(Recorded data)
──────

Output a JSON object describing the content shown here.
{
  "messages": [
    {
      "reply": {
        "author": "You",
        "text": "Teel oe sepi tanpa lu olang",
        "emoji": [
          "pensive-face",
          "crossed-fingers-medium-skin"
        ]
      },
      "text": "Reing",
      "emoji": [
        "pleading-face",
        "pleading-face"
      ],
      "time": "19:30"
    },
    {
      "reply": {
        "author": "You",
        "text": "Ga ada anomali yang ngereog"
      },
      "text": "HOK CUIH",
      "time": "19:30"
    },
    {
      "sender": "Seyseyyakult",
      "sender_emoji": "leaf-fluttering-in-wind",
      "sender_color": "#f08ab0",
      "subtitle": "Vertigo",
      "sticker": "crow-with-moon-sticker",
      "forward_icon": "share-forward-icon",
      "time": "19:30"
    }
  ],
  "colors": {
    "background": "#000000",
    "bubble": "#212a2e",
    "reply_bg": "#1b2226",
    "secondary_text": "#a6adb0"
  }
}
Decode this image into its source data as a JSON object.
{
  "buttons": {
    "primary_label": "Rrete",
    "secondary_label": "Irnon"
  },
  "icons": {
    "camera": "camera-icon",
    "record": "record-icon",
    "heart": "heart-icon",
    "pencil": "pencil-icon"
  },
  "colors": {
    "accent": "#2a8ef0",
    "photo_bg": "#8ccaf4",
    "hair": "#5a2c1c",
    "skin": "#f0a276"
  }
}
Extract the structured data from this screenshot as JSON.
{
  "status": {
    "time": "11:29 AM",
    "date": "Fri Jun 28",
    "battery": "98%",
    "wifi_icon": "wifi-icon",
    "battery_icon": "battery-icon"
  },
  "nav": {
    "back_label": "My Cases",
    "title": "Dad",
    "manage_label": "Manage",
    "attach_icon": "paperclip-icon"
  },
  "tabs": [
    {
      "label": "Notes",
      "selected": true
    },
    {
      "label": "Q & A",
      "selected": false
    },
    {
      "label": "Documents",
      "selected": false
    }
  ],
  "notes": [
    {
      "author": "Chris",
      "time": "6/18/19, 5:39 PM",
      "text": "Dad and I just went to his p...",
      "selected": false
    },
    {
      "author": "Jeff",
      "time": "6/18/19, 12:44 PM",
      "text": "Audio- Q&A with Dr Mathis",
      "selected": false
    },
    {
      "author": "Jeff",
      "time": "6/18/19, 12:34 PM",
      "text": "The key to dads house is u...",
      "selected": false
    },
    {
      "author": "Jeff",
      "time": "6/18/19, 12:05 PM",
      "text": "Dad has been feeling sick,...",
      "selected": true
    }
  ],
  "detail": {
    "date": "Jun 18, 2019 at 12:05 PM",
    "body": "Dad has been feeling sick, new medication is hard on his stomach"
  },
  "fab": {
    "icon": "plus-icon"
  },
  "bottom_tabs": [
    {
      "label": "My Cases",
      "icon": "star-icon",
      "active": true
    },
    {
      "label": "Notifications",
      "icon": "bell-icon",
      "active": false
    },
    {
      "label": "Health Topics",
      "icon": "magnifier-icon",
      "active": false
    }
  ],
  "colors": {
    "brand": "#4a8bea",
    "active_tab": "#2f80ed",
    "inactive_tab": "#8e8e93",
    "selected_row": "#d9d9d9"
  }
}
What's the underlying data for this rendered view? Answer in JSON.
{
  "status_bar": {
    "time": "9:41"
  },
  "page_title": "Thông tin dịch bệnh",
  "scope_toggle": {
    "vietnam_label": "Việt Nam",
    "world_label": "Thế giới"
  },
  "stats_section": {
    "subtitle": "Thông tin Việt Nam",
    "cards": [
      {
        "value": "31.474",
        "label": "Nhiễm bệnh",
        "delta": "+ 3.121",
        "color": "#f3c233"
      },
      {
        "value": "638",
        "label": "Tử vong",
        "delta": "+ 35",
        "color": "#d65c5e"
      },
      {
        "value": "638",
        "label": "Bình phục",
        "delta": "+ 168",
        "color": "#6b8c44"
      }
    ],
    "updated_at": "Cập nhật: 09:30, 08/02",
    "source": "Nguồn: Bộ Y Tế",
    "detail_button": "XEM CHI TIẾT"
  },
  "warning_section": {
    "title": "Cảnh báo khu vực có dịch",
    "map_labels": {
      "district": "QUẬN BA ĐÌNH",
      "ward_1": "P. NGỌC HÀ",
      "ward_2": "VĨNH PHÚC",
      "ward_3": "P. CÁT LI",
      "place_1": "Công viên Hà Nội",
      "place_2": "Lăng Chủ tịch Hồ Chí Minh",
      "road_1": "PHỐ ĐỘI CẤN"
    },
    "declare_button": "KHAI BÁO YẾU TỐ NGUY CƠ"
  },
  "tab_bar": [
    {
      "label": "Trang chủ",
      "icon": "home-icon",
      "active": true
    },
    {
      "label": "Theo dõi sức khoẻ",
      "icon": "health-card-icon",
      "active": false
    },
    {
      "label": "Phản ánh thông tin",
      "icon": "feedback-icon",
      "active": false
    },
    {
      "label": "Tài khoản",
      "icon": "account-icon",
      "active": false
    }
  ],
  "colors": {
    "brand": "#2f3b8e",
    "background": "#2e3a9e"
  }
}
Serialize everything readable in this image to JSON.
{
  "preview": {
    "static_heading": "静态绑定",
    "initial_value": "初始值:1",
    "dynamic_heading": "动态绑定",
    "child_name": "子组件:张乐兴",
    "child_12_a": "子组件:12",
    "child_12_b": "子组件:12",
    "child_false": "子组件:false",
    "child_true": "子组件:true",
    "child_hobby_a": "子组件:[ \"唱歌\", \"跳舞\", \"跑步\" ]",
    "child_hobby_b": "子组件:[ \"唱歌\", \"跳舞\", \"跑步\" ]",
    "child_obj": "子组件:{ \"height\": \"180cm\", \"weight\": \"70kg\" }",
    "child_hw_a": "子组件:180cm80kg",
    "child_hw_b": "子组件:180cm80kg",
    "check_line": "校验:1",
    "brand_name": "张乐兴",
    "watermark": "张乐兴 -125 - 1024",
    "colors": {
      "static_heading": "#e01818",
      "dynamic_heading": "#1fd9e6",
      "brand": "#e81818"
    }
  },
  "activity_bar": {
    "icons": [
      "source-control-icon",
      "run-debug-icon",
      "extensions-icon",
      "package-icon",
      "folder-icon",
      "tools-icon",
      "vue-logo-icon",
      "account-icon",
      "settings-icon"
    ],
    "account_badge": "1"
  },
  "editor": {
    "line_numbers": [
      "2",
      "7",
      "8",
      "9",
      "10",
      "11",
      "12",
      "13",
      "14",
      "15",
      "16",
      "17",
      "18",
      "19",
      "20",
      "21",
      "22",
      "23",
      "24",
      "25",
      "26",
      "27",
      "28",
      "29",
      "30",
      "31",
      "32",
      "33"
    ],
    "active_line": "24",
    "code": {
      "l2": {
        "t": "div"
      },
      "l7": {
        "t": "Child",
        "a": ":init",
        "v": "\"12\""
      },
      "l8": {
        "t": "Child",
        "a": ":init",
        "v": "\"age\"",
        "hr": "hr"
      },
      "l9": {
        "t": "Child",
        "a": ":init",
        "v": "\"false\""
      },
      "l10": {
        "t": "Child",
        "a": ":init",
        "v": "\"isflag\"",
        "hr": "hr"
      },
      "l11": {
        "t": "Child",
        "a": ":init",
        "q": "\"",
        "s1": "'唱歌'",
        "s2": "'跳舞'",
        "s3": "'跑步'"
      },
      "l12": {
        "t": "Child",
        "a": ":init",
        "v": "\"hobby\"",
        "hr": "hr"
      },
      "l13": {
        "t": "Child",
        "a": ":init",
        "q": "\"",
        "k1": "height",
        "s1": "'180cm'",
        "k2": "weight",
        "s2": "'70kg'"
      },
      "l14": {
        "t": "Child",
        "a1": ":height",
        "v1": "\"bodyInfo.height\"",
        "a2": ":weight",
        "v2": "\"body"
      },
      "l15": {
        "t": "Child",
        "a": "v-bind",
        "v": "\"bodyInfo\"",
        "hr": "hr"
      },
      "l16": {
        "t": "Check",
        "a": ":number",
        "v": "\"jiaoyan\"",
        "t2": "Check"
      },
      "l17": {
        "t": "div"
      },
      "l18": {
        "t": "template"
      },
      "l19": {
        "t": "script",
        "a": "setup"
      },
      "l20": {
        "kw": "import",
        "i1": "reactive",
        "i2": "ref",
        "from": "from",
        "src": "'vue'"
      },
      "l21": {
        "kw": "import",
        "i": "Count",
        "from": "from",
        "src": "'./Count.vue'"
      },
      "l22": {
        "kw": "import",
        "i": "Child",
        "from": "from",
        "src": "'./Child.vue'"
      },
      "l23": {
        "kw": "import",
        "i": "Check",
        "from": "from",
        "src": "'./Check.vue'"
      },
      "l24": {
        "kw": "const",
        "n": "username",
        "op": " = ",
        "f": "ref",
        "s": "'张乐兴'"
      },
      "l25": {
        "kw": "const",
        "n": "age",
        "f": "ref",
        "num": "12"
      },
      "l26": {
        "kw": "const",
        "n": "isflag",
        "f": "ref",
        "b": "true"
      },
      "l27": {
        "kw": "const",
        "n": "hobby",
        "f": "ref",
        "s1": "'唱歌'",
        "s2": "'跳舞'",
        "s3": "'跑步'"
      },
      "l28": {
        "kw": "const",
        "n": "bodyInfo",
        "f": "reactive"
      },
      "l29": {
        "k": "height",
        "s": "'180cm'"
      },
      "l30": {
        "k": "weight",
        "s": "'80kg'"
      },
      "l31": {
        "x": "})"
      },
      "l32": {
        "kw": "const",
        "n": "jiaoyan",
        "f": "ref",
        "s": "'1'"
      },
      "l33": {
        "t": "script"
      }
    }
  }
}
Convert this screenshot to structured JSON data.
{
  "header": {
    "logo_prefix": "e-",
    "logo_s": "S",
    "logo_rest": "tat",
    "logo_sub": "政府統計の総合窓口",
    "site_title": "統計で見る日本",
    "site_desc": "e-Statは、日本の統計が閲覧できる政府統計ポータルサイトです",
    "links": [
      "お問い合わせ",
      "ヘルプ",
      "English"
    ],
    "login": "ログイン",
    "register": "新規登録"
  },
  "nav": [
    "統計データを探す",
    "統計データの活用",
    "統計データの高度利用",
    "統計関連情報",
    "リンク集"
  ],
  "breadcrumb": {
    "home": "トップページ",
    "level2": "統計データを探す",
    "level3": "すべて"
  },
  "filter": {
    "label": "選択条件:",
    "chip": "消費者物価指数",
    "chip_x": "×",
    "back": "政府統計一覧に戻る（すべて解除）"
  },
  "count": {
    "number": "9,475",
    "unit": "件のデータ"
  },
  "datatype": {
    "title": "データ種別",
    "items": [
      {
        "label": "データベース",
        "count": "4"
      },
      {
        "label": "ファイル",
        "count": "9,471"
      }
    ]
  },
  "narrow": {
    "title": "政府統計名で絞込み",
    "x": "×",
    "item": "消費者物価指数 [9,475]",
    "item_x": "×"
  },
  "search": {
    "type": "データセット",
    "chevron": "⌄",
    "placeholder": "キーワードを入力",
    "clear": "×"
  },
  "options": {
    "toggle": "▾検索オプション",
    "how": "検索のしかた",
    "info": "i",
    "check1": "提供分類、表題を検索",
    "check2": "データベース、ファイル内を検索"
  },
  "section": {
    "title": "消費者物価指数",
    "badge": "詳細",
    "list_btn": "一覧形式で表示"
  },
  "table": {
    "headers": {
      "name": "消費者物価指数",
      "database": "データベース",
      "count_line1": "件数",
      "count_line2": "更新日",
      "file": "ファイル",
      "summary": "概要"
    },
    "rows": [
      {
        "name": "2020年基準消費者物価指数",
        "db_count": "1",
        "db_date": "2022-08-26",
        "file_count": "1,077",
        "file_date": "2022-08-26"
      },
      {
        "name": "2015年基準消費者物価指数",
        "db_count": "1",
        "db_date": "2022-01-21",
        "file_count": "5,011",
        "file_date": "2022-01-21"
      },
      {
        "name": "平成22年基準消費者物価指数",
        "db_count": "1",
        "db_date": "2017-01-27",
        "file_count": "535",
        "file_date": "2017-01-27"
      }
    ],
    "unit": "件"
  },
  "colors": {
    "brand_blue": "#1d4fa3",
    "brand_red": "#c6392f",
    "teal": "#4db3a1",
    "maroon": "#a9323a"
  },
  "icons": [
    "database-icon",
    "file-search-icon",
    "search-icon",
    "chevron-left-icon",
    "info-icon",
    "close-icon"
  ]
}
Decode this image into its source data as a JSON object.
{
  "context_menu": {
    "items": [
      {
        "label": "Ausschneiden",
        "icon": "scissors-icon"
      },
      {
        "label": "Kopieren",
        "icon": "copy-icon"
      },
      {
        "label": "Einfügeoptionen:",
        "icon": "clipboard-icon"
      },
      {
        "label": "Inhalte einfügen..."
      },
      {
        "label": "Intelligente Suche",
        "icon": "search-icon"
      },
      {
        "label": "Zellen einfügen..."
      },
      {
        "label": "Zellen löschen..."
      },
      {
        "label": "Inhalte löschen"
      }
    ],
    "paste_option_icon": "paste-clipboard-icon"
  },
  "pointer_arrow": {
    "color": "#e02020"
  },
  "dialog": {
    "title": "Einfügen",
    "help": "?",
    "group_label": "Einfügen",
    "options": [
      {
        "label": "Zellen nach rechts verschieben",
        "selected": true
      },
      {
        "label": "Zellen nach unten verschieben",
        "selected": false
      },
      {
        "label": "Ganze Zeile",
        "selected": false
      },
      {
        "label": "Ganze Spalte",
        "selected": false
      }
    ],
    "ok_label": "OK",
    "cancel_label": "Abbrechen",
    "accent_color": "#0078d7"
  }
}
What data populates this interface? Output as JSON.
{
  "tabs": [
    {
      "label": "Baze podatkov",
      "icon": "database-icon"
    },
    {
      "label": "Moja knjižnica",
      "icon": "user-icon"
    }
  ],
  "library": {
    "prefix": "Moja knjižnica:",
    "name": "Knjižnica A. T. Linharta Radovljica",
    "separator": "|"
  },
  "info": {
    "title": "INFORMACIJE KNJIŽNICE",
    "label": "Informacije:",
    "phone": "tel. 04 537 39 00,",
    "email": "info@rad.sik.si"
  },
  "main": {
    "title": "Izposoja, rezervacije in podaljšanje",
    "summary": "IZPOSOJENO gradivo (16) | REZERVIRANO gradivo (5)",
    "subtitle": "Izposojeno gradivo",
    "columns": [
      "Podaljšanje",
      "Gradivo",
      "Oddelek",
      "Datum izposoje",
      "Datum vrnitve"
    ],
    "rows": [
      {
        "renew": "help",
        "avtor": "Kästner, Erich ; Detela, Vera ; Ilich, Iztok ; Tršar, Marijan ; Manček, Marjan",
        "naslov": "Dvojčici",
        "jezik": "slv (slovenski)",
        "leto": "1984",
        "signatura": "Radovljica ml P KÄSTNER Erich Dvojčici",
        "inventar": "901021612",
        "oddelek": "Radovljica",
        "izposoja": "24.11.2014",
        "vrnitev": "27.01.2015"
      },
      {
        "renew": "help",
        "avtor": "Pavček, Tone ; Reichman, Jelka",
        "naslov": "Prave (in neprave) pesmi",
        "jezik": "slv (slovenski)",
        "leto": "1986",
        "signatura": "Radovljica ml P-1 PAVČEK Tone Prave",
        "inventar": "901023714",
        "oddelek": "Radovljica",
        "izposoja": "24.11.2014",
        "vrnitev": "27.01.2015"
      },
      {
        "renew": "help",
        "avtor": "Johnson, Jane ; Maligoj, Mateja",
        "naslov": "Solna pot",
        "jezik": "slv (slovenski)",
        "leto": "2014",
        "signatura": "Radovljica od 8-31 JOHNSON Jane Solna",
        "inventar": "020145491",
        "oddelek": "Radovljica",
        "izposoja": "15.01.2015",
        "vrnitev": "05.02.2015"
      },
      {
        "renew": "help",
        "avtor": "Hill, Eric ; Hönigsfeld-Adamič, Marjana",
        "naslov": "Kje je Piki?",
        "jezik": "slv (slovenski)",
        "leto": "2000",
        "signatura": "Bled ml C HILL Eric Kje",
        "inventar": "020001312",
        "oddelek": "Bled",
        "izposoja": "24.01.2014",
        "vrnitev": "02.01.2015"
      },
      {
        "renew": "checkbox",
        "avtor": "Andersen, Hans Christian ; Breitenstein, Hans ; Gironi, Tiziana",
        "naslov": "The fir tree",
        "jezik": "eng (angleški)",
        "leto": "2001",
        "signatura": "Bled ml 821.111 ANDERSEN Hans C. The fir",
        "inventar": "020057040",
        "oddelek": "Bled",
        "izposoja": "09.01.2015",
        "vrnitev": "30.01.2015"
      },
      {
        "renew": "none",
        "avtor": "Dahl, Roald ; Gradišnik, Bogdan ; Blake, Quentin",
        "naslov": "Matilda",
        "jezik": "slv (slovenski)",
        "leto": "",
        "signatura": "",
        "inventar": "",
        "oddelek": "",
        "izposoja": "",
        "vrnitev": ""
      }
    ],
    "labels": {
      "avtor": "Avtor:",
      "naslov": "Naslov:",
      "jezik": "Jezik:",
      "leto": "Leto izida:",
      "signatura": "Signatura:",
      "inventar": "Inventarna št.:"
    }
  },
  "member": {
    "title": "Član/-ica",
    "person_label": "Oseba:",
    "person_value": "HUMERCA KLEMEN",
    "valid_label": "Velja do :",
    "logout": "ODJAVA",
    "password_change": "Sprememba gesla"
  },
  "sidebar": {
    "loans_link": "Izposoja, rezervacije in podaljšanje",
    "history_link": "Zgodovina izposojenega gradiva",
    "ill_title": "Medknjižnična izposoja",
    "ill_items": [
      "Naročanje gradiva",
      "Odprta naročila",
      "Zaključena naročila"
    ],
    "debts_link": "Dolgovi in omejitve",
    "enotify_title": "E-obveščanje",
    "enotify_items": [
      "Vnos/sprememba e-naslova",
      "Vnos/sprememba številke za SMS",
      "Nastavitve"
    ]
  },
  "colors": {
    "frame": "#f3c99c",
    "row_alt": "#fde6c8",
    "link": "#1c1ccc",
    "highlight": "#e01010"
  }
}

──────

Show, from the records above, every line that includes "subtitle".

      "subtitle": "Vertigo",
    "subtitle": "Thông tin Việt Nam",
    "subtitle": "Izposojeno gradivo",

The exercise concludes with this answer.